The debate over music in our worship services is one that we’ve faced for quite a while now in the Lutheran Church. The debate usually focuses on whether we should be using “traditional” hymns or more “contemporary” ones. I’ll argue that those are bad categories and that they aren’t really helpful in our understanding of what music is for. So, instead of wading into that debate directly, I’ll talk a bit about why we have music in worship at all.
As I’ve said before, the liturgy is a teaching tool. It is there to draw us further into the life of Christ by helping to immerse us in what Christ has done and continues to do in our lives. It then gives us the opportunity to start putting what we’ve heard into action. If elements of the liturgy are not doing that, it is probably because either: the people don’t understand the purpose and message of a particular rite, or the rite really doesn’t connect with the people in your context. The answer to first possibility is to take the time to talk through the rite, what it does and what it’s trying to say. It may still not connect, but at least people will understand it. If a rite doesn’t connect at all, then it has gone from being a potentially useful teaching tool to a hindrance. It is now muddying things up and becomes something that is done just because it has always been done. In that instance, better to replace it with something that connects and teaches better.
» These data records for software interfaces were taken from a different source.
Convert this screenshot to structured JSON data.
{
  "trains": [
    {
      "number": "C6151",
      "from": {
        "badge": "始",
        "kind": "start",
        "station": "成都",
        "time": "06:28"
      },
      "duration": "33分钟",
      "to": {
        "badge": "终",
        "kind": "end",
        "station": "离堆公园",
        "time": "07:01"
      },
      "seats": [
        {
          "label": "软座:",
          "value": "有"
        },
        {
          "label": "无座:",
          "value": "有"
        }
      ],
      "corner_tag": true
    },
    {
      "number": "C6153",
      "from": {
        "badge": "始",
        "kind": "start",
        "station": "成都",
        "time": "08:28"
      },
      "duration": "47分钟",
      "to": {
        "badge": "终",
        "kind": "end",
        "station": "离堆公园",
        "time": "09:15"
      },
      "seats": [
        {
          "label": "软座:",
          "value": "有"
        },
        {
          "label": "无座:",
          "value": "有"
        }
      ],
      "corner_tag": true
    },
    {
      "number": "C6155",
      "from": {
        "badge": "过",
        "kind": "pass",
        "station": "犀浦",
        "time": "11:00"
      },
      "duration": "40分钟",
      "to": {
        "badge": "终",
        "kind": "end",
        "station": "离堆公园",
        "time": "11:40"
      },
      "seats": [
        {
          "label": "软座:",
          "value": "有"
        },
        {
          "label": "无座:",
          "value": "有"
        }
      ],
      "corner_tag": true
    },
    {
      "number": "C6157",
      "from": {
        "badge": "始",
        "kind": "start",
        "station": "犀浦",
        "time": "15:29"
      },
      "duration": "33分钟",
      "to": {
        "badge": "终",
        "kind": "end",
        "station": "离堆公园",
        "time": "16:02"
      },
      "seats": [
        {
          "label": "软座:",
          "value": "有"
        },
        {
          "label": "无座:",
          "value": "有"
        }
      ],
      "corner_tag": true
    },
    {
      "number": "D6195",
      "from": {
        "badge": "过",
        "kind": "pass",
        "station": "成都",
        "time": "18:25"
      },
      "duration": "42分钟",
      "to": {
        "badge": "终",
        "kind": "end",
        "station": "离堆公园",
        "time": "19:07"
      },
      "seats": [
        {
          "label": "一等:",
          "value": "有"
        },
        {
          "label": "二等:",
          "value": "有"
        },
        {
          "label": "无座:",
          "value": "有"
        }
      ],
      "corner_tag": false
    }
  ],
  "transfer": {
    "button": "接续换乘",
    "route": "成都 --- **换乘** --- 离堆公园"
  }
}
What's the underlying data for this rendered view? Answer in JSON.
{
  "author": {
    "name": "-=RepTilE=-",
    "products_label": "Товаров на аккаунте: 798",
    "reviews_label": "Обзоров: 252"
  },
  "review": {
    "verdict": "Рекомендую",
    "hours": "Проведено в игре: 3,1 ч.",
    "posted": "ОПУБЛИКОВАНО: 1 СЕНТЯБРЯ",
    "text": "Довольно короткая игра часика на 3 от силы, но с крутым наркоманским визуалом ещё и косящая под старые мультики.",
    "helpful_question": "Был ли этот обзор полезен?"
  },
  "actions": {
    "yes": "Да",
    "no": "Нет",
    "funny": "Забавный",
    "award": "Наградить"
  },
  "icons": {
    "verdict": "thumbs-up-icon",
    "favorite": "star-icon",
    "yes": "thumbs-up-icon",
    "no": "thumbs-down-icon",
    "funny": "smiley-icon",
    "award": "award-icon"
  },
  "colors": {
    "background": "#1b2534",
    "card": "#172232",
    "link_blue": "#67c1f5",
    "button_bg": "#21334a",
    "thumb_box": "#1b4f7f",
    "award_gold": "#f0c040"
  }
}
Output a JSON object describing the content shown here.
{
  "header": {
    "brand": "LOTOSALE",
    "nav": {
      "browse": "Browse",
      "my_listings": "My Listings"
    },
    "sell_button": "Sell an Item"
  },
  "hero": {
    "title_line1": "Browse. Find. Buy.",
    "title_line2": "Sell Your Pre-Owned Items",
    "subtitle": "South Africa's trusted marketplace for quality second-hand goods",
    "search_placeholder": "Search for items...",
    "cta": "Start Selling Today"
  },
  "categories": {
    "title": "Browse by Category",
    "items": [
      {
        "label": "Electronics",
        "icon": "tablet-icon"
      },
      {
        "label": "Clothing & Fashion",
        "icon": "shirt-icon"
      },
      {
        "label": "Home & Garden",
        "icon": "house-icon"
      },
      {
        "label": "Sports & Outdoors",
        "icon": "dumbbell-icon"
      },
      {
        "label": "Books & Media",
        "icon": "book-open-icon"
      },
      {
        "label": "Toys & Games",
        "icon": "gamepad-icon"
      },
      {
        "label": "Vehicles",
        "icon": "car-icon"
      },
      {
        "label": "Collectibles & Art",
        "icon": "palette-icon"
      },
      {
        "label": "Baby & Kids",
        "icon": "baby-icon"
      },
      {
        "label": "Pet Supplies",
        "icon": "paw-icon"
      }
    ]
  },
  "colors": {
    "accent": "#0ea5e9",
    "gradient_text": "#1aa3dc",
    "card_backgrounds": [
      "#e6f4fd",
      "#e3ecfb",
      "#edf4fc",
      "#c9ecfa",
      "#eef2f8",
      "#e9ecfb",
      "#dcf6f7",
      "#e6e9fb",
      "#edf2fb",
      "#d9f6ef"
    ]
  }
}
Music, as a part of the liturgy, follows the same rules. Music is there primarily to teach. Some of that teaching may be in helping us to learn by doing, but nevertheless, teaching is what the liturgy and all of its constituent parts are about. Learning how to give praise and what kinds of things we should praise God for is one part of what the music in the liturgy helps us do. The music also helps learn about joy, peace, and the other gracious blessings our Lord gives us in this life.
However, if that is as far as we understand music, we are missing out on a great deal of what music is there to help us with. The season of Lent brings in aspects of peace, joy, praise and such, particularly on Palm Sunday and a bit on Maundy Thursday. However, as we see in Lent, Christian life contains much more than joy and peace. There is sorrow, strife, affliction, persecution, suffering, and death. To deny these experiences is to deny part of Christ’s own life, some of the most significant portions of it no less. Lent teaches us the meaning and purpose of suffering and the reality of death.
If our music doesn’t follow suit then it is working at odds with the purpose and structure of Lent. We lose the learning opportunity Lent presents to learn about suffering by looking to Christ to see how He deals with it and then learn how to apply His example to our own lives. Music has always been known to be a powerful way to give expression to the feelings and experiences we have and that is no less true in Lent. We might even say learning to express and carry our sorrow is even more important. Peace and joy are not promised in this life, but suffering and death are.
This Lenten season, immerse yourself in those hymns that lead you through Christ’s final days. Let yourself reflect and pray with Him in the garden. Hear again how the world turns against Him and condemns Him. Hear His tears and His final cry to heaven and know that, whatever sorrows you face in life, Christ has gone before you.